(Entries from a dataset of interfaces)
==================================================
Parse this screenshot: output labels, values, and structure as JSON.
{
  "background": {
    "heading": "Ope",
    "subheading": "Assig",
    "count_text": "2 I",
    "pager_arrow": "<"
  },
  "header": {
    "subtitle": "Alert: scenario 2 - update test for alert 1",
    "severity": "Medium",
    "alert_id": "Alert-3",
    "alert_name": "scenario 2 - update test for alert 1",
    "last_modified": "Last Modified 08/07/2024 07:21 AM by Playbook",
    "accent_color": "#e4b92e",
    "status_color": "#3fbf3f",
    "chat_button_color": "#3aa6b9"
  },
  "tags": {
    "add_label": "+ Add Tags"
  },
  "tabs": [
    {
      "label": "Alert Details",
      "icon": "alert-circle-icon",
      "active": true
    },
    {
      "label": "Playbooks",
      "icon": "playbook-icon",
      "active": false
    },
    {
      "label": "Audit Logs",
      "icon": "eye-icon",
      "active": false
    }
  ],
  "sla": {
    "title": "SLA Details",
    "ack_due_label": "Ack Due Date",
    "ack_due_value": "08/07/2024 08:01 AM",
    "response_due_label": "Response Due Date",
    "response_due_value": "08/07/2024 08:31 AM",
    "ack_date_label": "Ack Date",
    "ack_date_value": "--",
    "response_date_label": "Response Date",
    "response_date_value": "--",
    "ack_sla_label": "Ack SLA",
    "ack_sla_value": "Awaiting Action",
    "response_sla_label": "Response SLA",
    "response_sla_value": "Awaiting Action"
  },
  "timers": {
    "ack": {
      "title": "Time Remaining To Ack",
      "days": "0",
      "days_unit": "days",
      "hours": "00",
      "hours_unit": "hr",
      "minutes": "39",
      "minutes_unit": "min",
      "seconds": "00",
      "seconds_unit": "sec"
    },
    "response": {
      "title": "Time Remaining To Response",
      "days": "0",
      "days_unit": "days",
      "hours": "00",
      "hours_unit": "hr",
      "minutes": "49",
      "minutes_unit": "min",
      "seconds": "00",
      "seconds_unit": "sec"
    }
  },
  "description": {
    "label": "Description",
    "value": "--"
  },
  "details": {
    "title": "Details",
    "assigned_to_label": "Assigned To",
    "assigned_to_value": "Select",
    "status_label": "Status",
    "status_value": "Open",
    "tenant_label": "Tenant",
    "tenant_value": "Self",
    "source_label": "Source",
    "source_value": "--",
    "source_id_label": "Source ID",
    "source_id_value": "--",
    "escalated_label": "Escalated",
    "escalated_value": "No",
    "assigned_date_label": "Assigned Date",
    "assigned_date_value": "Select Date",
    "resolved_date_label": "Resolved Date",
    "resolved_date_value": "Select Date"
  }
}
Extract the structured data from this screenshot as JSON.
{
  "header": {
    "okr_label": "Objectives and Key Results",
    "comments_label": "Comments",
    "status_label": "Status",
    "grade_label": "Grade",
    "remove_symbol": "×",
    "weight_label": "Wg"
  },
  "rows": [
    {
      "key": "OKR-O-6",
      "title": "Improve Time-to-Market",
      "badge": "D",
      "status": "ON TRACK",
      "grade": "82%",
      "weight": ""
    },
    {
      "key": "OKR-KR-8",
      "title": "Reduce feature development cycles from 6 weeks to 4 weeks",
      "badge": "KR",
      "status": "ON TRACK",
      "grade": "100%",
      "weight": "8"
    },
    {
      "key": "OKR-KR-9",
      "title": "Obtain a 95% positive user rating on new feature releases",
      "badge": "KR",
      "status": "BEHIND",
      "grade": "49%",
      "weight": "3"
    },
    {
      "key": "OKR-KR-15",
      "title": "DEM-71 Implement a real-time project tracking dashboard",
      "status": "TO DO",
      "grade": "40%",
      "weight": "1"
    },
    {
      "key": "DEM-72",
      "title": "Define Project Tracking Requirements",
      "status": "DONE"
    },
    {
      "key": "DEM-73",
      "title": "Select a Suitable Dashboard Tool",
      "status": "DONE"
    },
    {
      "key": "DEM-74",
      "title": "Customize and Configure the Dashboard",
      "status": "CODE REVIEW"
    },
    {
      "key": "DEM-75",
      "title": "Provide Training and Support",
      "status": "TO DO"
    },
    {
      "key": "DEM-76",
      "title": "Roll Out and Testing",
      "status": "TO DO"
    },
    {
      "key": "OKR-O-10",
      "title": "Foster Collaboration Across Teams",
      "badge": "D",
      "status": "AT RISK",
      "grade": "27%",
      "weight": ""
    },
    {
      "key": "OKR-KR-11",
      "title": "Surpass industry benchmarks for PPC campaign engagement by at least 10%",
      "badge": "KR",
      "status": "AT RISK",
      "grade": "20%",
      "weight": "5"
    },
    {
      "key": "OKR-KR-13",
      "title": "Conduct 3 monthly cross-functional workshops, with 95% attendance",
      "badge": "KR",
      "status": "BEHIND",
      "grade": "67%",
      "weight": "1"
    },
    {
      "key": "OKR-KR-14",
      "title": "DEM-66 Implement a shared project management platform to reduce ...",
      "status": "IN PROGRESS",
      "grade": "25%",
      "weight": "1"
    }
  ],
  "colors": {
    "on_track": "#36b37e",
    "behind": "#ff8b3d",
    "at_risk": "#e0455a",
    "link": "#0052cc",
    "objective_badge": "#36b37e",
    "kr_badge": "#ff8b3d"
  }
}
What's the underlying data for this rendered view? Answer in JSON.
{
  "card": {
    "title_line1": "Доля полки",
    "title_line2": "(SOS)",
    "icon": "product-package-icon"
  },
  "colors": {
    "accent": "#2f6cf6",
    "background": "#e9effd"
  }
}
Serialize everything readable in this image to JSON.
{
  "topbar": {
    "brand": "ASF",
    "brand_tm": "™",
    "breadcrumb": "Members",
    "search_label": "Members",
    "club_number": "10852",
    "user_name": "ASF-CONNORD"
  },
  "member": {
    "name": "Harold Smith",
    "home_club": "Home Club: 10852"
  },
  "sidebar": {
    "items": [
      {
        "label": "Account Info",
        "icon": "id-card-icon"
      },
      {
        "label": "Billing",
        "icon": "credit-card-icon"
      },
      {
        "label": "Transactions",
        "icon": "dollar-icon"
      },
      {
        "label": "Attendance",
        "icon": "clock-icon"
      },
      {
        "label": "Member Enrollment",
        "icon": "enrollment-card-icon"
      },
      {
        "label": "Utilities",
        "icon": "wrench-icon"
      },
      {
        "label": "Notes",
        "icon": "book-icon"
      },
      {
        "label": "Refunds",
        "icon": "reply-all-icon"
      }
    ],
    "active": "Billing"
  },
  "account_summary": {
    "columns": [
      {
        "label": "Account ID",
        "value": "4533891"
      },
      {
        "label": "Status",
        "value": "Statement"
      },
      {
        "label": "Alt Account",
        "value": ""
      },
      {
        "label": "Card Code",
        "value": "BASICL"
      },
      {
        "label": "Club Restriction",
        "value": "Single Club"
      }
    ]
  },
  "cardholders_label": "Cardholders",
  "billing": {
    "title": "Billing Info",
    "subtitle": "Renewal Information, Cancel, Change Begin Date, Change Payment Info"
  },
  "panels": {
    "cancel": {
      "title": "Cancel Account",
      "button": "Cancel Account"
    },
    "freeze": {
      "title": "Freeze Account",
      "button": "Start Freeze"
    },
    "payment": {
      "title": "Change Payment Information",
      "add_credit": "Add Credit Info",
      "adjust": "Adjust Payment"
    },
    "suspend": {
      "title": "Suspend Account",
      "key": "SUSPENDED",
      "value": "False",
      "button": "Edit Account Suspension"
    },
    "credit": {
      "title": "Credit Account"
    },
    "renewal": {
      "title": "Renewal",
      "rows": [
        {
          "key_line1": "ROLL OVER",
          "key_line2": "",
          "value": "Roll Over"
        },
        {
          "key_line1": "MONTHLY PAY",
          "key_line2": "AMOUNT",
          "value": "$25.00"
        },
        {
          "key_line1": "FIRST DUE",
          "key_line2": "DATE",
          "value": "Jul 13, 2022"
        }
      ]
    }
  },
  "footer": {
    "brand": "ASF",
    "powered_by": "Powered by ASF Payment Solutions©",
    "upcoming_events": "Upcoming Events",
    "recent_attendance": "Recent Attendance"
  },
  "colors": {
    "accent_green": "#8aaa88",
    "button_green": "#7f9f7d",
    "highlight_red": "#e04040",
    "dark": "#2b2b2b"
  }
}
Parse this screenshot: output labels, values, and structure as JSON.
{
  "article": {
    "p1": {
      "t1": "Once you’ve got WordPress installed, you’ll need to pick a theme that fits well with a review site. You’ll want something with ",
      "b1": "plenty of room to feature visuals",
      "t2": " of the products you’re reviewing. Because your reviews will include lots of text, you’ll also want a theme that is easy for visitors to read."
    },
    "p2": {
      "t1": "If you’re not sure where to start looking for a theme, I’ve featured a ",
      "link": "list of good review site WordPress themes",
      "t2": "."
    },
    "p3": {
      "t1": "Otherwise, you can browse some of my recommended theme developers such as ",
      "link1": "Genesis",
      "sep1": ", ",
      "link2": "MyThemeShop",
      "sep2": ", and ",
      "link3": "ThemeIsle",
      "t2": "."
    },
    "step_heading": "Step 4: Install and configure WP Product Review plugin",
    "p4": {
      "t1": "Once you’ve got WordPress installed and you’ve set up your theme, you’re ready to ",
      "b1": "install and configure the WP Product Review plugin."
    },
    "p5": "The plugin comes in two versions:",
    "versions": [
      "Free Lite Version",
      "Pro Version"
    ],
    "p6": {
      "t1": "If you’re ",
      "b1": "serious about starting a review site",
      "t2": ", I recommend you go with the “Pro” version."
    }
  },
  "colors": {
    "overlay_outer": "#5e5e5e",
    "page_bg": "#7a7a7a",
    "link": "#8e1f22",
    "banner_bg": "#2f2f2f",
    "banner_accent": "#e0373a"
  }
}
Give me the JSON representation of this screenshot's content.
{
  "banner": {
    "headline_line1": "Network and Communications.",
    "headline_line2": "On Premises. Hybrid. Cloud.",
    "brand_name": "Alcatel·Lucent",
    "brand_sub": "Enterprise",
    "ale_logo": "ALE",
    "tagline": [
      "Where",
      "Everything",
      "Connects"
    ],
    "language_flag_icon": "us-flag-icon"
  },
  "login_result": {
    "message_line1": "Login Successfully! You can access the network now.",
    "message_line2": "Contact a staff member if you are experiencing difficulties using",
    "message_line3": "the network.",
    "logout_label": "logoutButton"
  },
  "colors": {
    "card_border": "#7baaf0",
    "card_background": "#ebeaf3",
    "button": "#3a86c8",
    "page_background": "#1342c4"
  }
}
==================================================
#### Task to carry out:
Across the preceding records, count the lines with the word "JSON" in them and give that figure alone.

#### Answer box:
6